Station Building (with waiting room)
- 10 Short Term Parking Spaces
Number of spaces available for Amtrak passengers to park for the day only, not overnight. Parking fees may apply.
- Accessible Payphones
- Accessible Platform
Accessible platform is a barrier-free path from the drop-off area outside the station to the station platform.
- Accessible Restrooms
- Accessible Ticket Office
- Accessible Waiting Room
- Accessible Water Fountain
- Baggage Storage
Baggage storage is an area where passengers may store their bags, equivalent to "left luggage" in Europe. A storage fee may apply.
- Bike Boxes
- Checked Baggage
- Dedicated Parking
- Enclosed Waiting Area
- Help With Luggage
- High Platform
A high platform is a platform at the level of the vestibule of the train, with the exception of Superliners.
Self-service lockers are available in select stations for passenger baggage storage.
- Long-term Parking Spaces
Number of spaces available for Amtrak passengers to park overnight. Parking fees may apply.
- Parking Attendant
- Pay Phones
- Shipping Boxes
- Ski Bags
- Wheelchair Lift
Wheelchair lift is a platform-mounted lift for loading passengers from low platforms onto trains that do not have onboard ramps.

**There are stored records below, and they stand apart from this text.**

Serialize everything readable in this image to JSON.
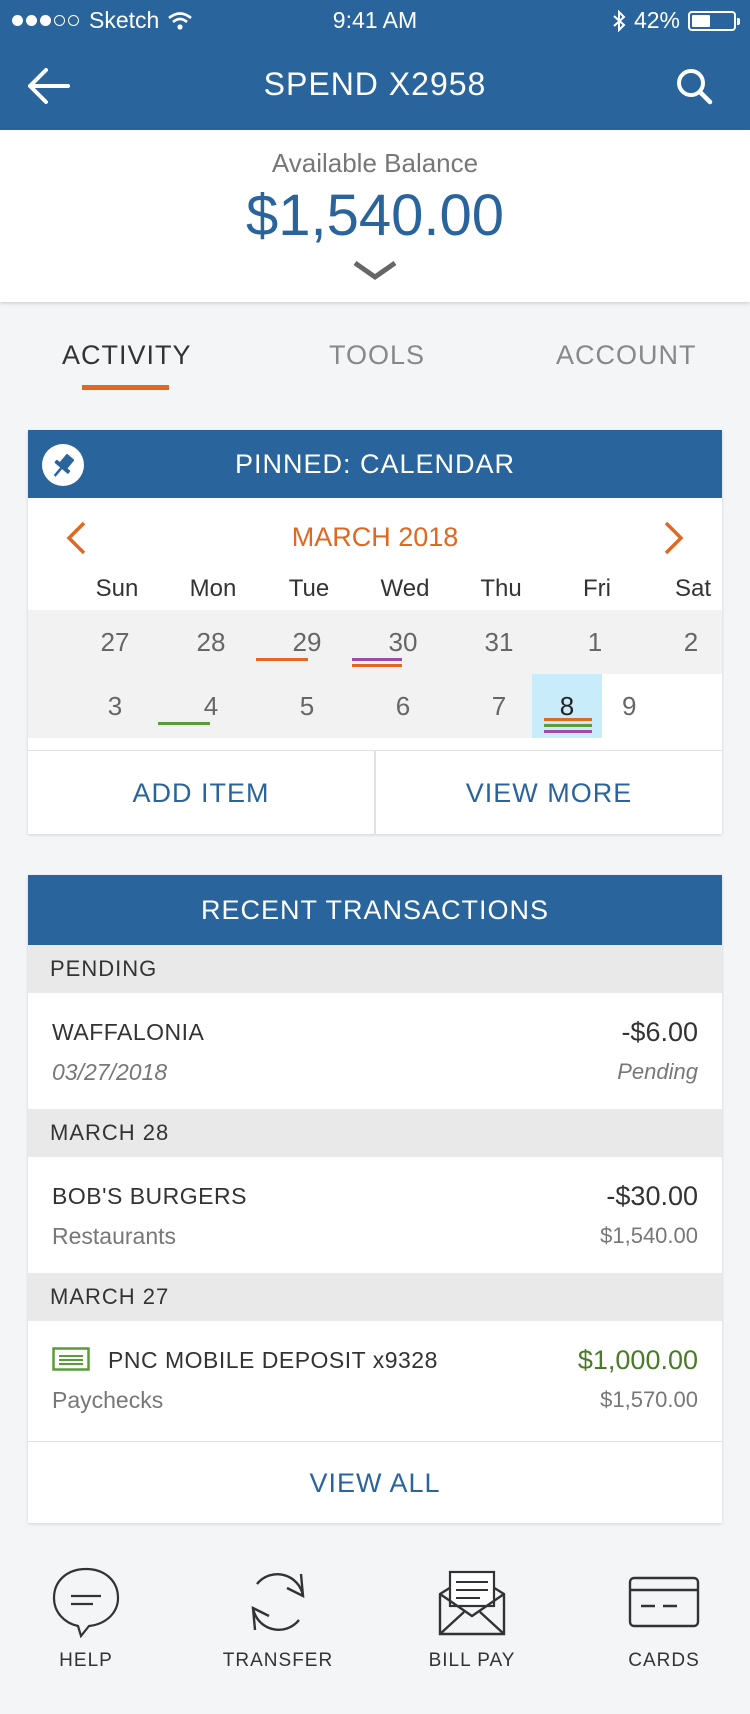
{
  "status_bar": {
    "carrier": "Sketch",
    "time": "9:41 AM",
    "battery": "42%"
  },
  "header": {
    "title": "SPEND X2958"
  },
  "balance": {
    "label": "Available Balance",
    "amount": "$1,540.00"
  },
  "tabs": [
    {
      "label": "ACTIVITY",
      "active": true
    },
    {
      "label": "TOOLS",
      "active": false
    },
    {
      "label": "ACCOUNT",
      "active": false
    }
  ],
  "calendar_card": {
    "title": "PINNED: CALENDAR",
    "month": "MARCH 2018",
    "weekdays": [
      "Sun",
      "Mon",
      "Tue",
      "Wed",
      "Thu",
      "Fri",
      "Sat"
    ],
    "week1": [
      "27",
      "28",
      "29",
      "30",
      "31",
      "1",
      "2"
    ],
    "week2": [
      "3",
      "4",
      "5",
      "6",
      "7",
      "8",
      "9"
    ],
    "selected_day": "8",
    "add_item": "ADD ITEM",
    "view_more": "VIEW MORE",
    "colors": {
      "orange": "#e06820",
      "purple": "#a14aa8",
      "green": "#5a9b3a"
    }
  },
  "transactions_card": {
    "title": "RECENT TRANSACTIONS",
    "groups": [
      {
        "header": "PENDING",
        "items": [
          {
            "name": "WAFFALONIA",
            "sub": "03/27/2018",
            "amount": "-$6.00",
            "sub2": "Pending"
          }
        ]
      },
      {
        "header": "MARCH 28",
        "items": [
          {
            "name": "BOB'S BURGERS",
            "sub": "Restaurants",
            "amount": "-$30.00",
            "sub2": "$1,540.00"
          }
        ]
      },
      {
        "header": "MARCH 27",
        "items": [
          {
            "name": "PNC MOBILE DEPOSIT x9328",
            "sub": "Paychecks",
            "amount": "$1,000.00",
            "sub2": "$1,570.00"
          }
        ]
      }
    ],
    "view_all": "VIEW ALL"
  },
  "bottom_bar": {
    "help": "HELP",
    "transfer": "TRANSFER",
    "bill_pay": "BILL PAY",
    "cards": "CARDS"
  },
  "theme": {
    "primary": "#2a649c",
    "accent": "#e06820",
    "positive": "#4a7a2a"
  }
}
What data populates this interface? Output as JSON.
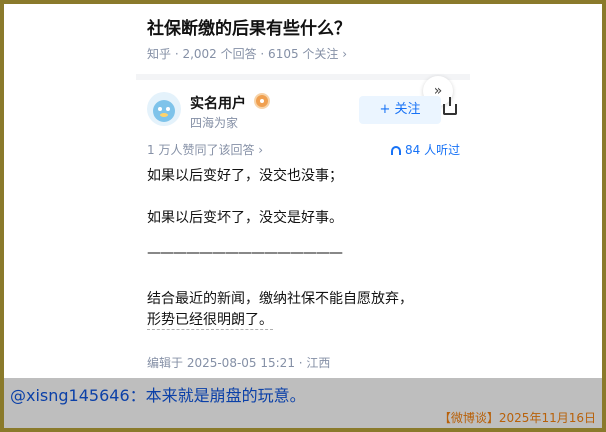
{
  "question": {
    "title": "社保断缴的后果有些什么？",
    "meta": "知乎 · 2,002 个回答 · 6105 个关注 ›"
  },
  "answer": {
    "collapse_icon": "double-chevron-down-icon",
    "author_name": "实名用户",
    "author_badge": "badge-icon",
    "author_bio": "四海为家",
    "follow_label": "+ 关注",
    "upvote_text": "1 万人赞同了该回答 ›",
    "listen_text": "84 人听过",
    "paragraphs": [
      "如果以后变好了，没交也没事；",
      "如果以后变坏了，没交是好事。",
      "———————————————",
      "结合最近的新闻，缴纳社保不能自愿放弃，",
      "形势已经很明朗了。"
    ],
    "edit_info": "编辑于 2025-08-05 15:21 · 江西"
  },
  "caption": {
    "text": "@xisng145646：本来就是崩盘的玩意。"
  },
  "footer": {
    "text": "【微博谈】2025年11月16日"
  },
  "colors": {
    "frame": "#8a7a2b",
    "caption_bg": "#bebebe",
    "caption_text": "#0b40a8",
    "footer_text": "#b8610a",
    "accent_blue": "#1772f6"
  }
}
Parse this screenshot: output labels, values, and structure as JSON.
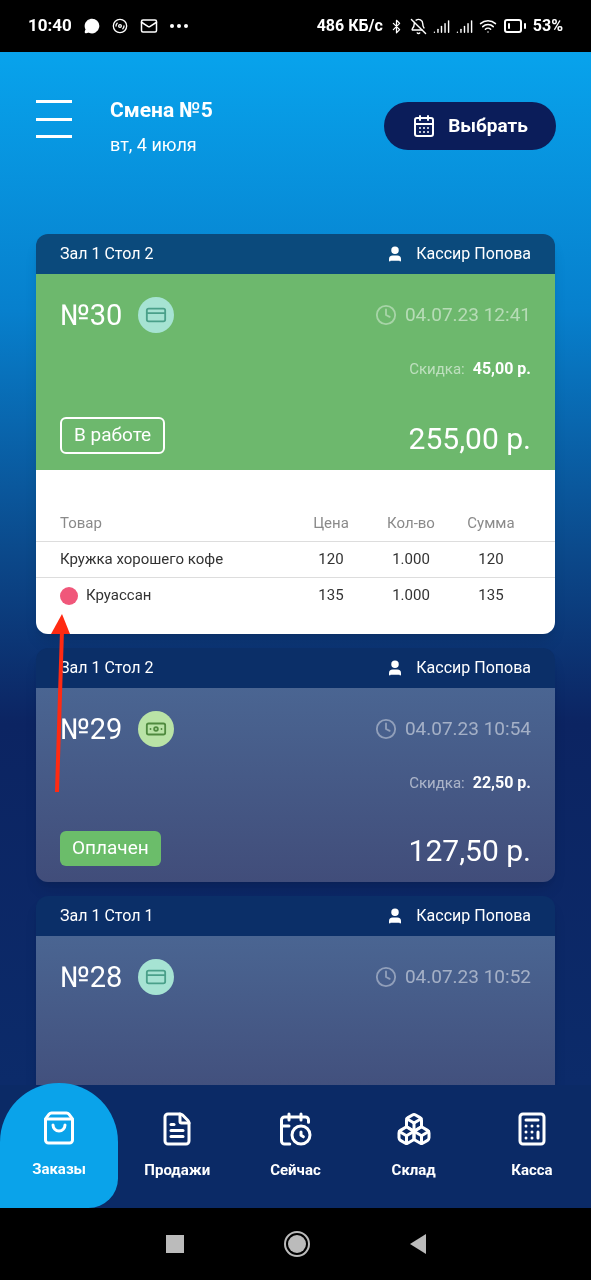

For passengers who cannot walk far or at all, we offer a wheelchair to move the passengers around within the station. At some stations this may be a battery-powered people mover. The wheelchair or other types of movers must not leave the station or be moved onto the train.